What we celebrate in our Christmas Masses is true. God has entered human history in the Word made flesh, the Second Person of the Triune God. As Jennifer Newsome Martin, put it in her study of the work of Charles Péguy, French poet of the Incarnation, in Communio this year, “With the resounding fact of… continue reading

Home Was Where the Hard Was

Mattie, a student at Berea College in Kentucky, worked at Casa Juan Diego this summer as an intern. She reflects here on her experience. The greatest gift that Casa Juan Diego gave me was the ability to walk out of Mass with the inescapable opportunity to live out the Gospel. The life I have lived… continue reading

‘Don’t Worry, This Is a Catholic House’

Published in Commonweal Magazine. October 25, 2021 Our work at Casa Juan Diego in Houston, Texas, changed abruptly during the first months of the pandemic. Because of the lockdowns and emergency restrictions at the U. S. Mexico border, fewer refugees arrived from Latin Amieica. We were busier than ever, however…. To Continue reading the article,… continue reading

A Summer of Mystery and Encounter

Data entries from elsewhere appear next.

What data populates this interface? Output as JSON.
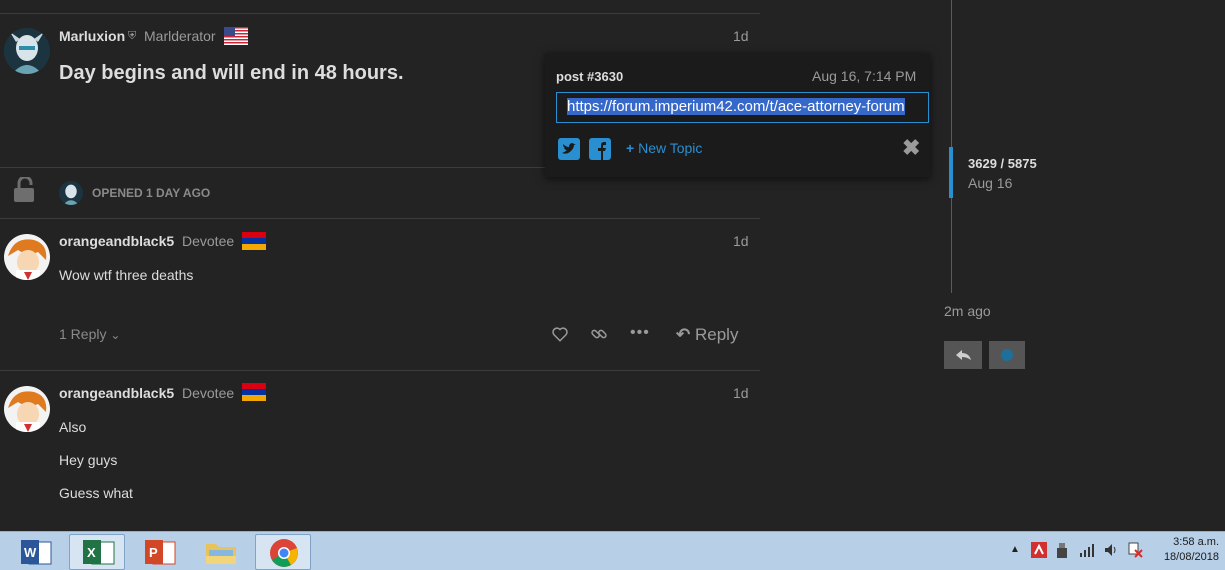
{
  "posts": [
    {
      "username": "Marluxion",
      "title": "Marlderator",
      "age": "1d",
      "body": [
        "Day begins and will end in 48 hours."
      ]
    },
    {
      "username": "orangeandblack5",
      "title": "Devotee",
      "age": "1d",
      "body": [
        "Wow wtf three deaths"
      ],
      "replies_label": "1 Reply",
      "reply_label": "Reply"
    },
    {
      "username": "orangeandblack5",
      "title": "Devotee",
      "age": "1d",
      "body": [
        "Also",
        "Hey guys",
        "Guess what"
      ]
    }
  ],
  "small_action": {
    "text": "OPENED 1 DAY AGO"
  },
  "share_popup": {
    "post_label": "post #3630",
    "date": "Aug 16, 7:14 PM",
    "url": "https://forum.imperium42.com/t/ace-attorney-forum",
    "new_topic_label": "New Topic"
  },
  "timeline": {
    "position": "3629 / 5875",
    "date": "Aug 16",
    "last_activity": "2m ago"
  },
  "taskbar": {
    "apps": [
      "word-icon",
      "excel-icon",
      "powerpoint-icon",
      "file-explorer-icon",
      "chrome-icon"
    ],
    "time": "3:58 a.m.",
    "date": "18/08/2018"
  },
  "colors": {
    "background": "#232323",
    "accent": "#2a8fd0",
    "taskbar": "#b7cfe7"
  }
}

Josef is a student at the University of Notre Dame who came to Casa Juan Diego this summer as a Catholic Worker through Notre Dame’s summer learning program. Time spent at Casa Juan Diego is full of mystery and unknown. Although there are some set schedules and routines like food distribution on Tuesdays and morning… continue reading

Crucifixion

How did he do it? How did Christ endure the ignominy of his people, being branded a criminal, tortured, cursed and crucified, lashed, nailed, pierced, and crowned.   He doubted, felt forsaken, yet he used his last breath to forgive, as love oozed from his pores more red than blood.   Strong, serene, free of… continue reading

At Casa Juan Diego Finding Lost Migrants

When people tell us that their families were separated at the border, they hope against hope that we will be able to help them find their loved ones. What a challenge as we receive many families and individuals from ICE. We all rejoiced a few months ago when we were able to find a 19-year-old… continue reading

The Crisis of Climate Displaced People: Two Reports to Guide Us

This article was just quoted in the Brookings Register of South Dakota in an article by Carl Kline entitled, “It’s Time to Act on Climate Change.” https://brookingsregister.com/article/its-time-to-act-on-climate-change When hurricanes Iota and Eta devastated Honduras and parts of Guatemala last year, causing massive flooding and rain and the loss of places to live and many livelihoods, Central… continue reading

We Almost Didn’t Survive

By a Cuban refugee woman On the 19th of June of 2019 I left my country of birth to seek a better future for myself and my family.  On that day I set out for Guyana.  There I worked with my husband to maintain ourselves with food and housing.  Many days we slept in the… continue reading

The Gospel and Living Catholic Tradition

The Second Vatican Council asks us to read the signs of the times and interpret them in the light of the Gospel. In seeking to do that, we have been trying to make sense of the divisions in our country and our Church, of so much violence, of threats to our climate and the earth,… continue reading